Distribution and predictors of non-indigenous marine species within South Africa's MPA network
Permanent link to this Item
Link to Journal
University of Cape Town
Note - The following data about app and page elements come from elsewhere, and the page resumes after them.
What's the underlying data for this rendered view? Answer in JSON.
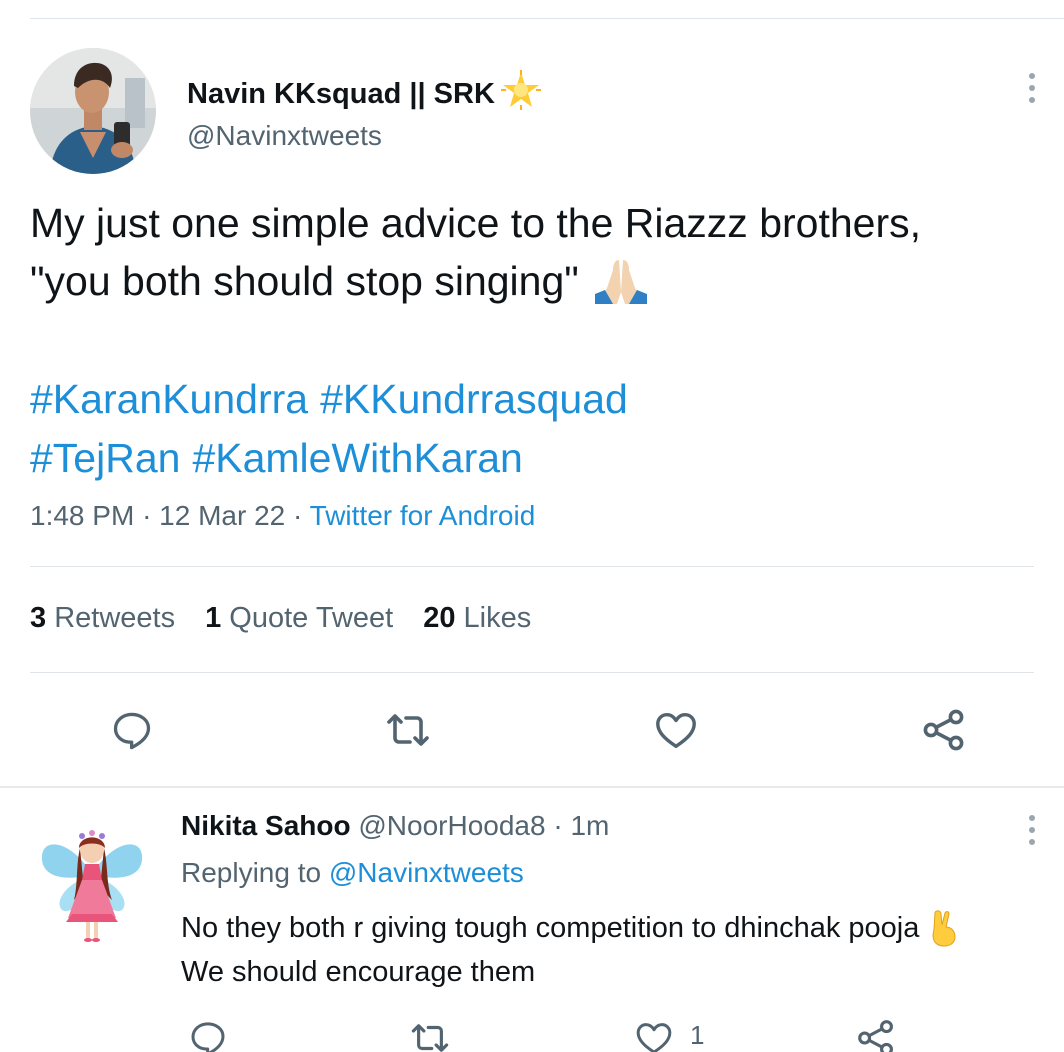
{
  "tweet": {
    "display_name": "Navin KKsquad || SRK",
    "name_emoji": "star-emoji",
    "handle": "@Navinxtweets",
    "text_line1": "My just one simple advice to the Riazzz brothers,",
    "text_line2": "\"you both should stop singing\"",
    "text_emoji": "folded-hands-emoji",
    "hashtags_line1": [
      "#KaranKundrra",
      "#KKundrrasquad"
    ],
    "hashtags_line2": [
      "#TejRan",
      "#KamleWithKaran"
    ],
    "time": "1:48 PM",
    "date": "12 Mar 22",
    "source": "Twitter for Android",
    "sep": "·"
  },
  "stats": {
    "retweets_count": "3",
    "retweets_label": "Retweets",
    "quotes_count": "1",
    "quotes_label": "Quote Tweet",
    "likes_count": "20",
    "likes_label": "Likes"
  },
  "actions": [
    "reply-icon",
    "retweet-icon",
    "like-icon",
    "share-icon"
  ],
  "reply": {
    "name": "Nikita Sahoo",
    "handle": "@NoorHooda8",
    "time": "1m",
    "sep": "·",
    "replying_prefix": "Replying to",
    "replying_to": "@Navinxtweets",
    "text_line1": "No they both r giving tough competition to dhinchak pooja",
    "text_emoji": "victory-hand-emoji",
    "text_line2": "We should encourage them",
    "like_count": "1"
  },
  "colors": {
    "link": "#1d8ed8",
    "secondary_text": "#536471",
    "primary_text": "#0f1419",
    "icon": "#536471"
  }
}
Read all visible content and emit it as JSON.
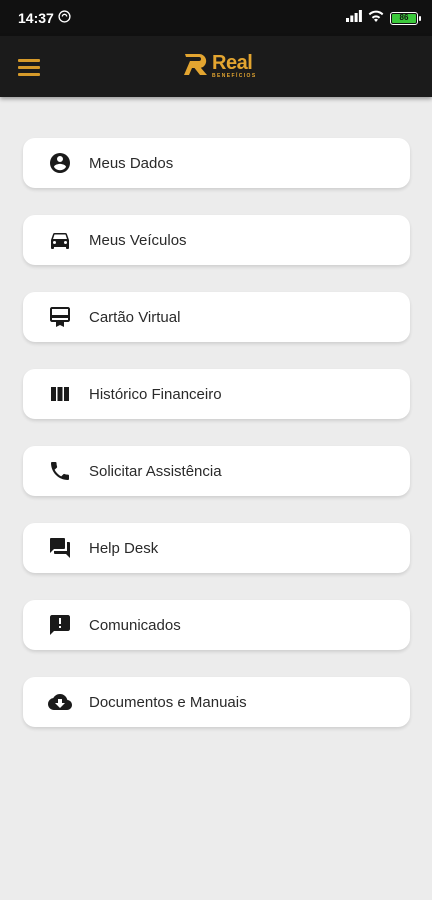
{
  "status_bar": {
    "time": "14:37",
    "battery_level": "86",
    "battery_color": "#3cc93c"
  },
  "app_bar": {
    "background": "#1b1b1b",
    "accent": "#d69a2a",
    "logo_word": "Real",
    "logo_subtitle": "BENEFÍCIOS"
  },
  "menu": {
    "items": [
      {
        "label": "Meus Dados",
        "icon": "account-circle-icon"
      },
      {
        "label": "Meus Veículos",
        "icon": "car-icon"
      },
      {
        "label": "Cartão Virtual",
        "icon": "card-membership-icon"
      },
      {
        "label": "Histórico Financeiro",
        "icon": "view-column-icon"
      },
      {
        "label": "Solicitar Assistência",
        "icon": "phone-icon"
      },
      {
        "label": "Help Desk",
        "icon": "chat-icon"
      },
      {
        "label": "Comunicados",
        "icon": "announcement-icon"
      },
      {
        "label": "Documentos e Manuais",
        "icon": "cloud-download-icon"
      }
    ]
  }
}
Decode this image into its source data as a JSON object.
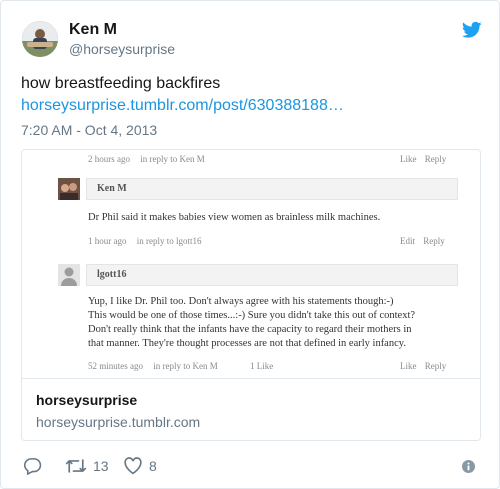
{
  "author": {
    "name": "Ken M",
    "handle": "@horseysurprise"
  },
  "tweet": {
    "text": "how breastfeeding backfires",
    "link": "horseysurprise.tumblr.com/post/630388188…",
    "timestamp": "7:20 AM - Oct 4, 2013"
  },
  "card": {
    "screenshot": {
      "top_meta": {
        "time": "2 hours ago",
        "reply": "in reply to Ken M",
        "actions": "Like  Reply"
      },
      "comment1": {
        "author": "Ken M",
        "body": "Dr Phil said it makes babies view women as brainless milk machines.",
        "time": "1 hour ago",
        "reply": "in reply to lgott16",
        "actions": "Edit  Reply"
      },
      "comment2": {
        "author": "lgott16",
        "line1": "Yup, I like Dr. Phil too. Don't always agree with his statements though:-)",
        "line2": "This would be one of those times...:-) Sure you didn't take this out of context?",
        "line3": "Don't really think that the infants have the capacity to regard their mothers in",
        "line4": "that manner.  They're thought processes are not that defined in early infancy.",
        "time": "52 minutes ago",
        "reply": "in reply to Ken M",
        "likes": "1 Like",
        "actions": "Like  Reply"
      }
    },
    "title": "horseysurprise",
    "domain": "horseysurprise.tumblr.com"
  },
  "actions": {
    "retweets": "13",
    "likes": "8"
  },
  "colors": {
    "link": "#1b95e0",
    "secondary_text": "#657786",
    "border": "#e1e8ed"
  },
  "icons": [
    "twitter-bird-icon",
    "reply-icon",
    "retweet-icon",
    "heart-icon",
    "info-icon"
  ]
}
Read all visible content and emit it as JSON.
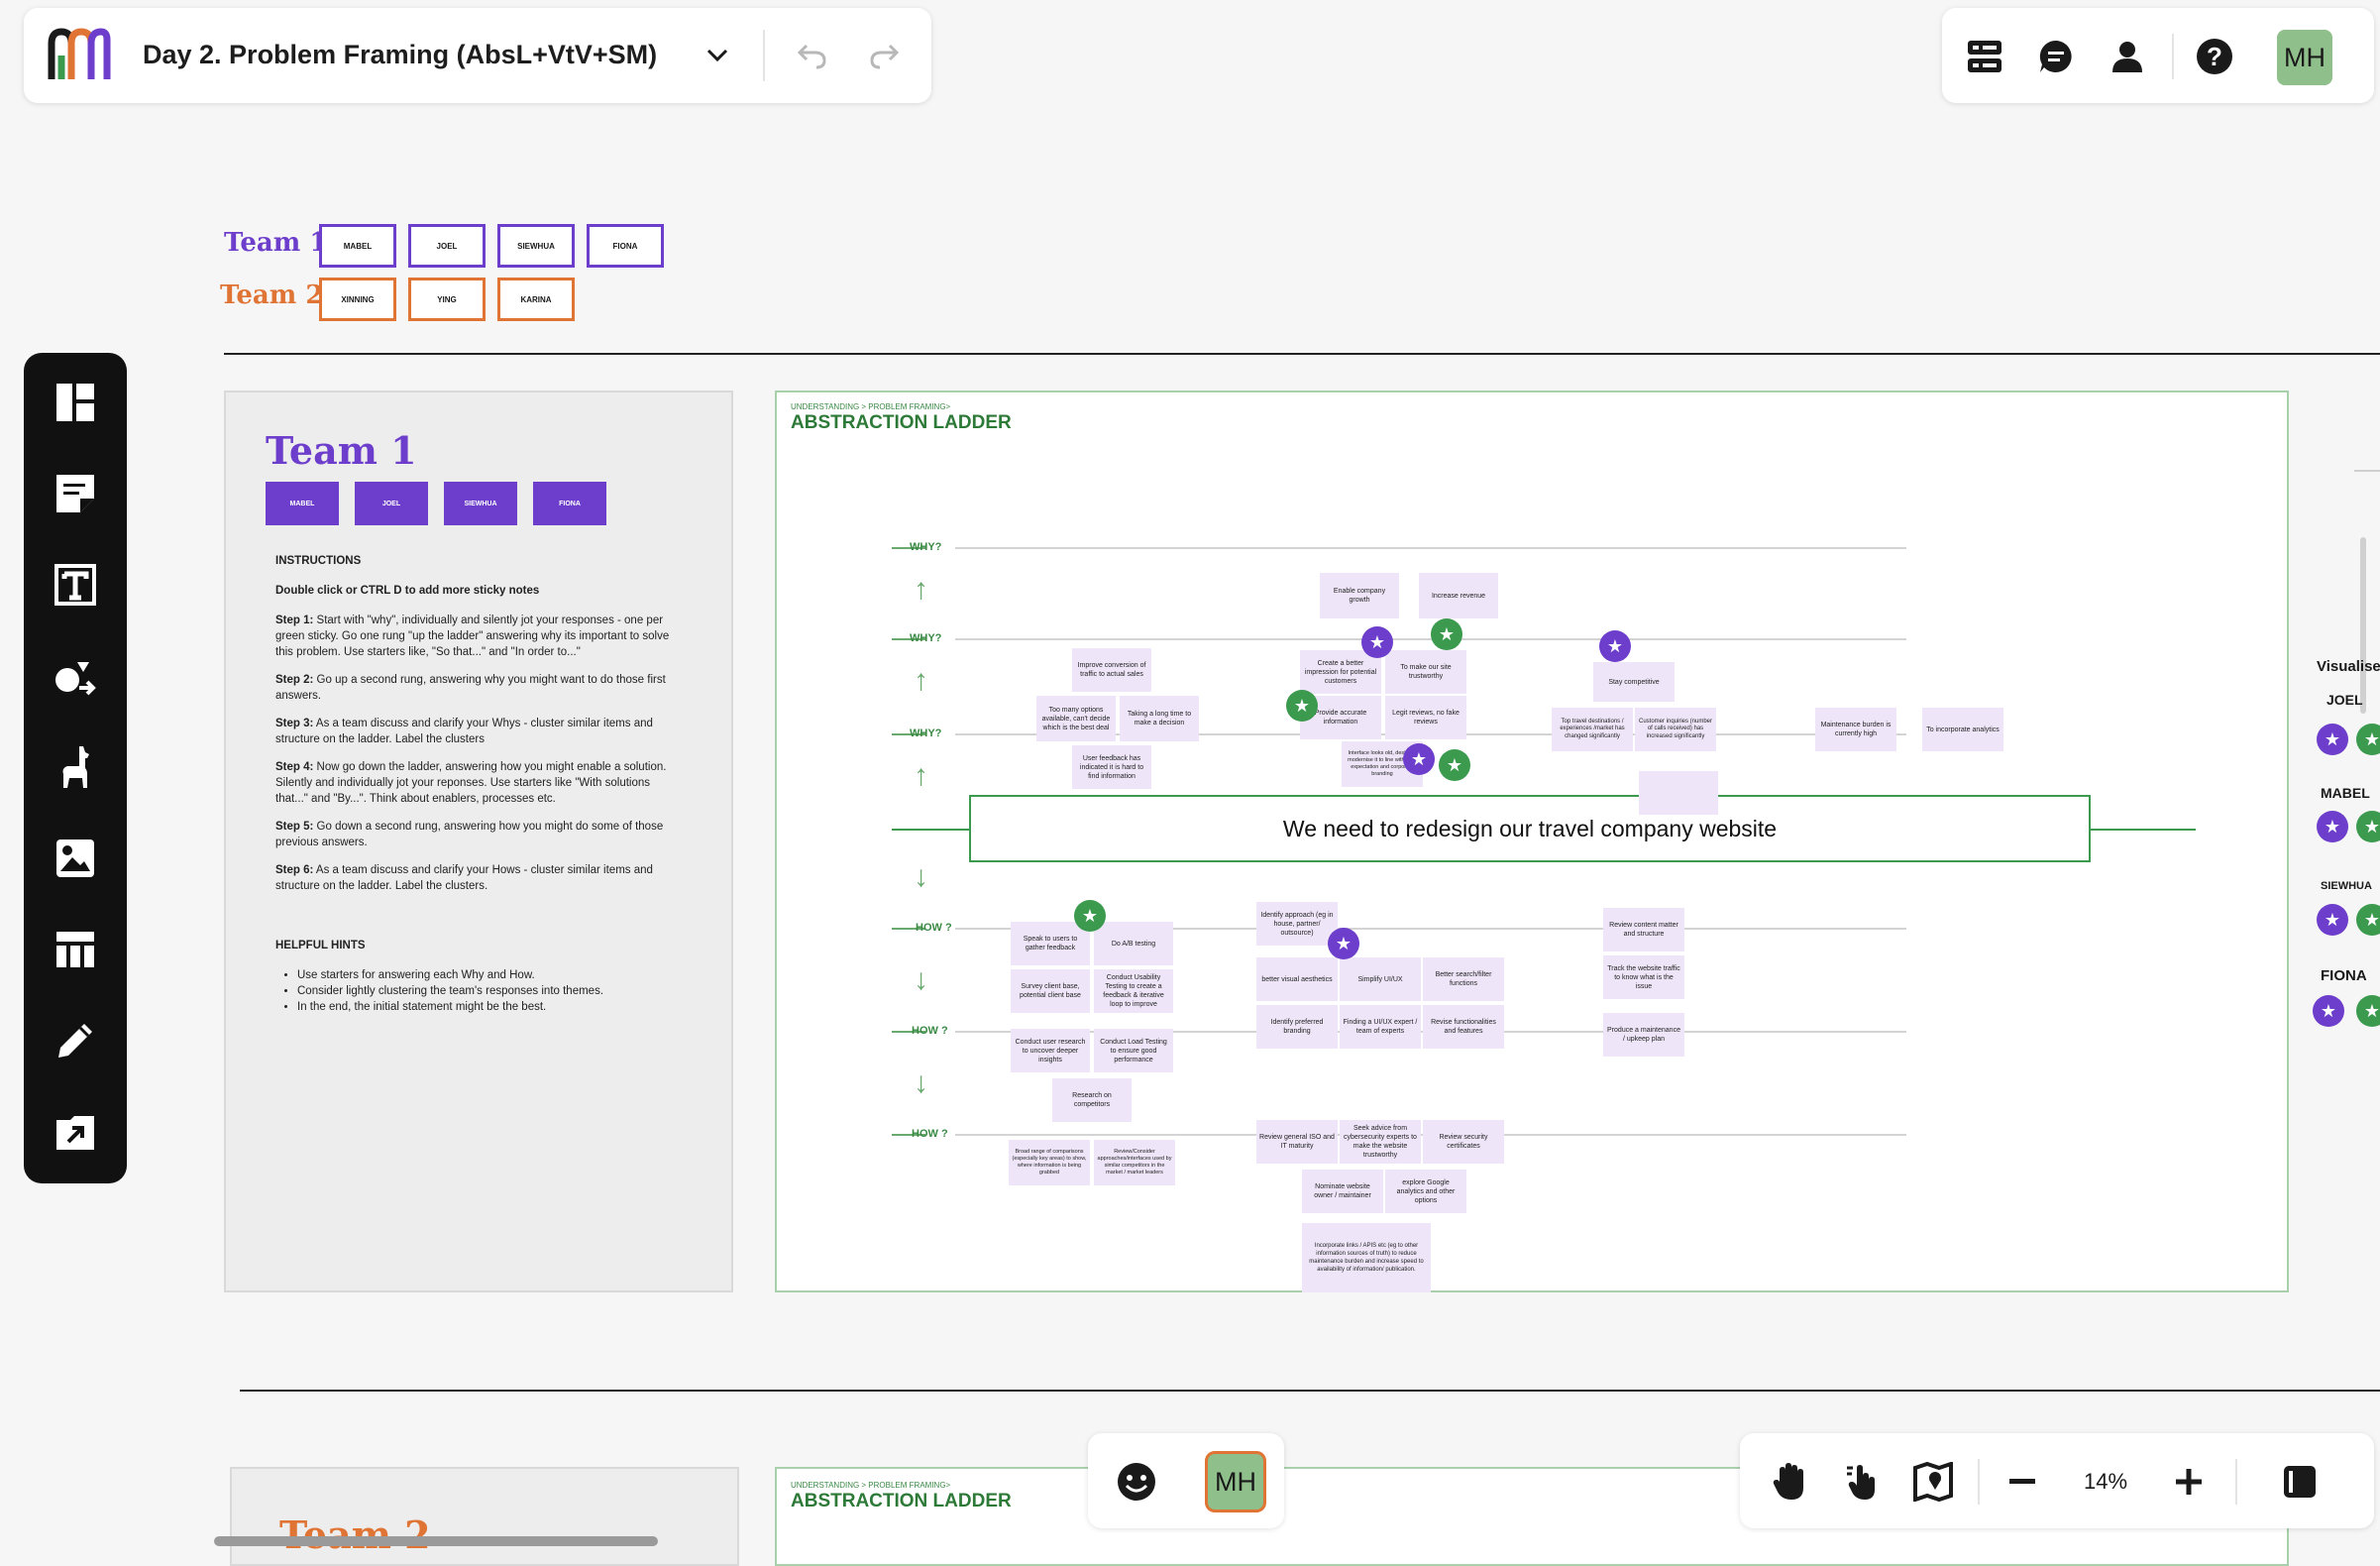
{
  "header": {
    "board_title": "Day 2. Problem Framing (AbsL+VtV+SM)",
    "avatar_initials": "MH"
  },
  "icons": {
    "logo": "miro-style-logo",
    "chevron": "chevron-down-icon",
    "undo": "undo-icon",
    "redo": "redo-icon"
  },
  "legend": {
    "team1_label": "Team 1",
    "team2_label": "Team 2",
    "team1_members": [
      "MABEL",
      "JOEL",
      "SIEWHUA",
      "FIONA"
    ],
    "team2_members": [
      "XINNING",
      "YING",
      "KARINA"
    ]
  },
  "instructions": {
    "team_title": "Team 1",
    "members": [
      "MABEL",
      "JOEL",
      "SIEWHUA",
      "FIONA"
    ],
    "heading": "INSTRUCTIONS",
    "subheading": "Double click or CTRL D to add more sticky notes",
    "steps": [
      {
        "label": "Step 1:",
        "text": "Start with \"why\", individually and silently jot your responses - one per green sticky. Go one rung \"up the ladder\" answering why its important to solve this problem. Use starters like, \"So that...\" and \"In order to...\""
      },
      {
        "label": "Step 2:",
        "text": "Go up a second rung, answering why you might want to do those first answers."
      },
      {
        "label": "Step 3:",
        "text": "As a team discuss and clarify your Whys - cluster similar items and structure on the ladder. Label the clusters"
      },
      {
        "label": "Step 4:",
        "text": "Now go down the ladder, answering how you might enable a solution. Silently and individually jot your reponses. Use starters like \"With solutions that...\" and \"By...\". Think about enablers, processes etc."
      },
      {
        "label": "Step 5:",
        "text": "Go down a second rung, answering how you might do some of those previous answers."
      },
      {
        "label": "Step 6:",
        "text": "As a team discuss and clarify your Hows - cluster similar items and structure on the ladder. Label the clusters."
      }
    ],
    "hints_heading": "HELPFUL HINTS",
    "hints": [
      "Use starters for answering each Why and How.",
      "Consider lightly clustering the team's responses into themes.",
      "In the end, the initial statement might be the best."
    ]
  },
  "ladder": {
    "breadcrumb": "UNDERSTANDING > PROBLEM FRAMING>",
    "title": "ABSTRACTION LADDER",
    "why_label": "WHY?",
    "how_label": "HOW ?",
    "statement": "We need to redesign our travel company website",
    "stickies": [
      "Enable company growth",
      "Increase revenue",
      "Improve conversion of traffic to actual sales",
      "Too many options available, can't decide which is the best deal",
      "Taking a long time to make a decision",
      "User feedback has indicated it is hard to find information",
      "Create a better impression for potential customers",
      "To make our site trustworthy",
      "Provide accurate information",
      "Legit reviews, no fake reviews",
      "Interface looks old, desire to modernise it to line with user expectation and corporate branding",
      "Stay competitive",
      "Top travel destinations / experiences /market has changed significantly",
      "Customer inquiries (number of calls received) has increased significantly",
      "Maintenance burden is currently high",
      "To incorporate analytics",
      "Speak to users to gather feedback",
      "Do A/B testing",
      "Survey client base, potential client base",
      "Conduct Usability Testing to create a feedback & iterative loop to improve",
      "Conduct user research to uncover deeper insights",
      "Conduct Load Testing to ensure good performance",
      "Research on competitors",
      "Broad range of comparisons (especially key areas) to show, where information is being grabbed",
      "Review/Consider approaches/interfaces used by similar competitors in the market / market leaders",
      "Identify approach (eg in house, partner/ outsource)",
      "better visual aesthetics",
      "Simplify UI/UX",
      "Better search/filter functions",
      "Identify preferred branding",
      "Finding a UI/UX expert / team of experts",
      "Revise functionalities and features",
      "Review content matter and structure",
      "Track the website traffic to know what is the issue",
      "Produce a maintenance / upkeep plan",
      "Review general ISO and IT maturity",
      "Seek advice from cybersecurity experts to make the website trustworthy",
      "Review security certificates",
      "Nominate website owner / maintainer",
      "explore Google analytics and other options",
      "Incorporate links / APIS etc (eg to other information sources of truth) to reduce maintenance burden and increase speed to availability of information/ publication."
    ]
  },
  "right_panel": {
    "heading": "Visualise",
    "names": [
      "JOEL",
      "MABEL",
      "SIEWHUA",
      "FIONA"
    ]
  },
  "lower": {
    "team_title": "Team 2",
    "breadcrumb": "UNDERSTANDING > PROBLEM FRAMING>",
    "title": "ABSTRACTION LADDER"
  },
  "bottom_bar": {
    "zoom": "14%",
    "avatar_initials": "MH"
  },
  "colors": {
    "team1": "#6d3ecb",
    "team2": "#e07434",
    "ladder_green": "#3a8a44",
    "sticky": "#eee6f8"
  }
}
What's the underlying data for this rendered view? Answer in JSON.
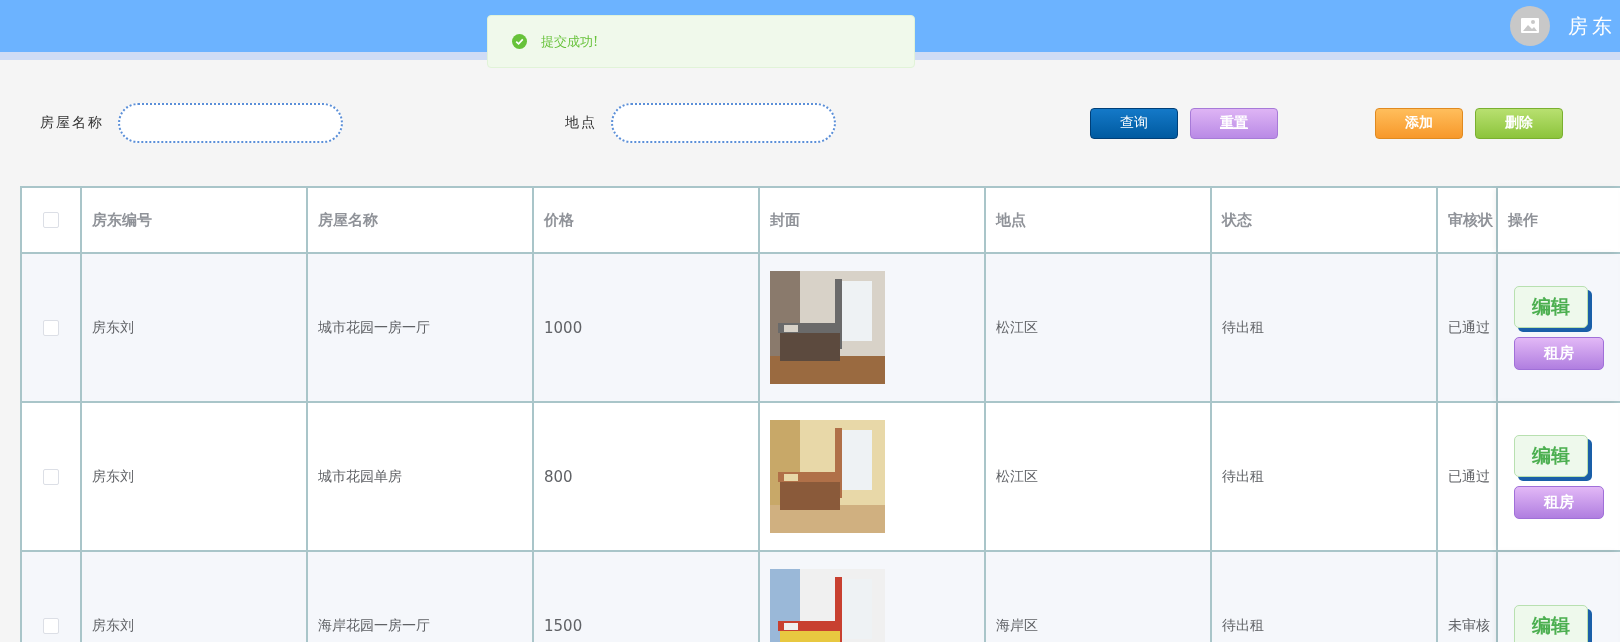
{
  "header": {
    "user_name": "房东"
  },
  "toast": {
    "message": "提交成功!"
  },
  "search": {
    "fields": [
      {
        "label": "房屋名称"
      },
      {
        "label": "地点"
      }
    ],
    "buttons": [
      {
        "label": "查询",
        "kind": "query"
      },
      {
        "label": "重置",
        "kind": "reset"
      },
      {
        "label": "添加",
        "kind": "add"
      },
      {
        "label": "删除",
        "kind": "delete"
      }
    ]
  },
  "table": {
    "header_checked": false,
    "columns": [
      "房东编号",
      "房屋名称",
      "价格",
      "封面",
      "地点",
      "状态",
      "审核状",
      "操作"
    ],
    "rows": [
      {
        "checked": false,
        "landlord": "房东刘",
        "name": "城市花园一房一厅",
        "price": "1000",
        "cover": {
          "kind": "picture"
        },
        "location": "松江区",
        "status": "待出租",
        "review": "已通过",
        "actions": [
          "编辑",
          "租房"
        ]
      },
      {
        "checked": false,
        "landlord": "房东刘",
        "name": "城市花园单房",
        "price": "800",
        "cover": {
          "kind": "picture"
        },
        "location": "松江区",
        "status": "待出租",
        "review": "已通过",
        "actions": [
          "编辑",
          "租房"
        ]
      },
      {
        "checked": false,
        "landlord": "房东刘",
        "name": "海岸花园一房一厅",
        "price": "1500",
        "cover": {
          "kind": "picture"
        },
        "location": "海岸区",
        "status": "待出租",
        "review": "未审核",
        "actions": [
          "编辑"
        ]
      }
    ]
  }
}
Considering the continual dissemination of marine non-indigenous (NIS) species across biogeographic borders, little is known about the status of these species within the network of South African marine protected areas (MPAs). Using the most recent data, a target list of NIS was set up for each MPA. Nineteen of the 23 South African MPAs were surveyed intertidally for alien and invasive species. The intertidal zone was divided into high-, mid- and low-shore and surveys were conducted during spring low tide. The presence and location in the intertidal zone of alien and invasive species were recorded. Additionally, invasive species' biomasses were quantified at sites at which they were found. Classification and regression tree (CART) analysis was used to assess which factors result in high numbers of NISs within MPAs. The invasive Mediterranean mussel, Mytilus galloprovincialis, was the most widespread species, occurring in 13 of the 19 sampled MPAs. It was most prominent on the island MPAs of the West Coast National Parks and had an overall highest biomass in the mid-shore. The bryozoan, Bugula dentata, was also widespread - present in MPAs across all three ecoregions. The invasive acorn barnacle, Balanus glandula, and bisexual mussel, Semimytilus algosus, both exhibited high levels of invasion in MPAs on the west coast. Extensions of known ranges were recorded for a number of species: the bryozoans Bugula dentata, Watersipora subtorquata and Cryptosula pallasiana, the polychaete Neodexiospira brasiliensis, the amphipod Orchestia gammarellus and the hydrozoan Obelia dichotoma. Certain species were recorded outside of harbours for the first time: the hydrozoans Obelia dichotoma and Obelia geniculata, the bryozoan Cryptosula pallasiana and the ascidians Microcosmus squamgiger and Diplosoma listerianum. CART analysis indicated that the size of the nearest port was an important indicator of the number of alien species in an MPA. When the nearest port is bigger than 0.4 km², more alien species are likely to occur within that MPA. For invasive species, the distance to the nearest yacht marina was the most important factor, with MPAs within 3.7 km of a yacht marina being more likely to have more invasive species in their borders. For all NISs, the highest numbers in an MPA were expected when the nearest port was greater than 2.1 km² and the nearest yacht marina was within 3.7 km of that MPA. Using these findings, spatial planning of future MPAs can further be prioritised to minimise the risk of introduction and spread of NIS therein. MPAs at risk as defined by these findings require structured monitoring regimes. A proactive measure would be establishing an interdisciplinary forum between relevant management authorities in order to enable dissemination of information on NIS. While controlling established NIS is difficult, the creation of task groups to act as rapid response teams for NIS, and the possibility of small-scale fisheries from edible invasive species are practical avenues that could be explored as mitigation efforts.
Brooker, B. 2016. Distribution and predictors of non-indigenous marine species within South Africa's MPA network. University of Cape Town.